What to produce> Go through the records below and write each one out again unchanged.

Input material>
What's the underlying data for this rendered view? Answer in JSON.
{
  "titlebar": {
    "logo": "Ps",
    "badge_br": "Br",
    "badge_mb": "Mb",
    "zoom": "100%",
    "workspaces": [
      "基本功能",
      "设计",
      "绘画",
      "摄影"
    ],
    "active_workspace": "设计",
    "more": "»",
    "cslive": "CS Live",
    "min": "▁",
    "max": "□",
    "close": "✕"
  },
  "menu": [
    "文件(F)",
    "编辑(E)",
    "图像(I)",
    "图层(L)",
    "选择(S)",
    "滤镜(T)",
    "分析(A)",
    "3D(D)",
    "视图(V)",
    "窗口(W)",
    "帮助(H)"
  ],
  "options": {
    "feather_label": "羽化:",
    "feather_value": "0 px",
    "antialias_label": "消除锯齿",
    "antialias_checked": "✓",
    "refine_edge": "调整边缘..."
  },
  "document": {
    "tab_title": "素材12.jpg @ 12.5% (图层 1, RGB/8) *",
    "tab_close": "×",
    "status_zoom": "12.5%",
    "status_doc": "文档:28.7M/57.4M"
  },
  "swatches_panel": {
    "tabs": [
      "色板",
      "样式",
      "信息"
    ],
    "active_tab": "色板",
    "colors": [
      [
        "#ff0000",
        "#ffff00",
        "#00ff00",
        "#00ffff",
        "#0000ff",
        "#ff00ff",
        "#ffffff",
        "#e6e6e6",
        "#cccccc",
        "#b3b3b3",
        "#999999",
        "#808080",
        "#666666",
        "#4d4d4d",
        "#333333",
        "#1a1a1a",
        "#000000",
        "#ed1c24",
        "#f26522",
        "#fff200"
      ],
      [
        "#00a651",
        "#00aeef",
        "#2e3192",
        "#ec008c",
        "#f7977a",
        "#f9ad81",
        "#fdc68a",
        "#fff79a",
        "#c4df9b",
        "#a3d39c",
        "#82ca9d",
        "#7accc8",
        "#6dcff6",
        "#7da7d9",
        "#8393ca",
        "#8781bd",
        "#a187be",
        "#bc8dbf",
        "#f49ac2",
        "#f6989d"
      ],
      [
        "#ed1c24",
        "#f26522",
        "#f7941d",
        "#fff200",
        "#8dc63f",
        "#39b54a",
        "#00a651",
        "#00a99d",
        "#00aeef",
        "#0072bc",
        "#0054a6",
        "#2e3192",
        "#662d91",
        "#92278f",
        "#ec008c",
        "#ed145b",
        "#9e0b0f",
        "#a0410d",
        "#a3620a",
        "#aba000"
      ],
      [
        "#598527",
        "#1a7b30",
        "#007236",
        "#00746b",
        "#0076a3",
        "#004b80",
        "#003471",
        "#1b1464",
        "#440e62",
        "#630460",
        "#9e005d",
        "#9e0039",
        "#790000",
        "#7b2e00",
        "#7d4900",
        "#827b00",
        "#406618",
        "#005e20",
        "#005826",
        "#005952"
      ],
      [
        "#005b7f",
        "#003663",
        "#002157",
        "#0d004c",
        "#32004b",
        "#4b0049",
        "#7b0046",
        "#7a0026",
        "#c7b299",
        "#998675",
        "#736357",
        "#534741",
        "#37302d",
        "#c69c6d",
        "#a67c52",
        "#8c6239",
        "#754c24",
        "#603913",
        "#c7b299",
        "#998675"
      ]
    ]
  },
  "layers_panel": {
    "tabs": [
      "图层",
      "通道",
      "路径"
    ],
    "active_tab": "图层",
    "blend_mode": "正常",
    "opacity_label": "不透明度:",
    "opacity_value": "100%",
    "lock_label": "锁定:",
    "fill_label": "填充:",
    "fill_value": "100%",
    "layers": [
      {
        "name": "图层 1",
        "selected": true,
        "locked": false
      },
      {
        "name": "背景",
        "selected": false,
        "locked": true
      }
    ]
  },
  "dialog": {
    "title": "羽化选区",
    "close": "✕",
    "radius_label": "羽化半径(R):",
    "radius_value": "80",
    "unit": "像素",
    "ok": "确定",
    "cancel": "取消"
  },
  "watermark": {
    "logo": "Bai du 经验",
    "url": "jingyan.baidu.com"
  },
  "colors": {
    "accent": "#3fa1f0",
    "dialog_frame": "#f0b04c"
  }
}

Result>
What's the underlying data for this rendered view? Answer in JSON.
{
  "titlebar": {
    "logo": "Ps",
    "badge_br": "Br",
    "badge_mb": "Mb",
    "zoom": "100%",
    "workspaces": [
      "基本功能",
      "设计",
      "绘画",
      "摄影"
    ],
    "active_workspace": "设计",
    "more": "»",
    "cslive": "CS Live",
    "min": "▁",
    "max": "□",
    "close": "✕"
  },
  "menu": [
    "文件(F)",
    "编辑(E)",
    "图像(I)",
    "图层(L)",
    "选择(S)",
    "滤镜(T)",
    "分析(A)",
    "3D(D)",
    "视图(V)",
    "窗口(W)",
    "帮助(H)"
  ],
  "options": {
    "feather_label": "羽化:",
    "feather_value": "0 px",
    "antialias_label": "消除锯齿",
    "antialias_checked": "✓",
    "refine_edge": "调整边缘..."
  },
  "document": {
    "tab_title": "素材12.jpg @ 12.5% (图层 1, RGB/8) *",
    "tab_close": "×",
    "status_zoom": "12.5%",
    "status_doc": "文档:28.7M/57.4M"
  },
  "swatches_panel": {
    "tabs": [
      "色板",
      "样式",
      "信息"
    ],
    "active_tab": "色板",
    "colors": [
      [
        "#ff0000",
        "#ffff00",
        "#00ff00",
        "#00ffff",
        "#0000ff",
        "#ff00ff",
        "#ffffff",
        "#e6e6e6",
        "#cccccc",
        "#b3b3b3",
        "#999999",
        "#808080",
        "#666666",
        "#4d4d4d",
        "#333333",
        "#1a1a1a",
        "#000000",
        "#ed1c24",
        "#f26522",
        "#fff200"
      ],
      [
        "#00a651",
        "#00aeef",
        "#2e3192",
        "#ec008c",
        "#f7977a",
        "#f9ad81",
        "#fdc68a",
        "#fff79a",
        "#c4df9b",
        "#a3d39c",
        "#82ca9d",
        "#7accc8",
        "#6dcff6",
        "#7da7d9",
        "#8393ca",
        "#8781bd",
        "#a187be",
        "#bc8dbf",
        "#f49ac2",
        "#f6989d"
      ],
      [
        "#ed1c24",
        "#f26522",
        "#f7941d",
        "#fff200",
        "#8dc63f",
        "#39b54a",
        "#00a651",
        "#00a99d",
        "#00aeef",
        "#0072bc",
        "#0054a6",
        "#2e3192",
        "#662d91",
        "#92278f",
        "#ec008c",
        "#ed145b",
        "#9e0b0f",
        "#a0410d",
        "#a3620a",
        "#aba000"
      ],
      [
        "#598527",
        "#1a7b30",
        "#007236",
        "#00746b",
        "#0076a3",
        "#004b80",
        "#003471",
        "#1b1464",
        "#440e62",
        "#630460",
        "#9e005d",
        "#9e0039",
        "#790000",
        "#7b2e00",
        "#7d4900",
        "#827b00",
        "#406618",
        "#005e20",
        "#005826",
        "#005952"
      ],
      [
        "#005b7f",
        "#003663",
        "#002157",
        "#0d004c",
        "#32004b",
        "#4b0049",
        "#7b0046",
        "#7a0026",
        "#c7b299",
        "#998675",
        "#736357",
        "#534741",
        "#37302d",
        "#c69c6d",
        "#a67c52",
        "#8c6239",
        "#754c24",
        "#603913",
        "#c7b299",
        "#998675"
      ]
    ]
  },
  "layers_panel": {
    "tabs": [
      "图层",
      "通道",
      "路径"
    ],
    "active_tab": "图层",
    "blend_mode": "正常",
    "opacity_label": "不透明度:",
    "opacity_value": "100%",
    "lock_label": "锁定:",
    "fill_label": "填充:",
    "fill_value": "100%",
    "layers": [
      {
        "name": "图层 1",
        "selected": true,
        "locked": false
      },
      {
        "name": "背景",
        "selected": false,
        "locked": true
      }
    ]
  },
  "dialog": {
    "title": "羽化选区",
    "close": "✕",
    "radius_label": "羽化半径(R):",
    "radius_value": "80",
    "unit": "像素",
    "ok": "确定",
    "cancel": "取消"
  },
  "watermark": {
    "logo": "Bai du 经验",
    "url": "jingyan.baidu.com"
  },
  "colors": {
    "accent": "#3fa1f0",
    "dialog_frame": "#f0b04c"
  }
}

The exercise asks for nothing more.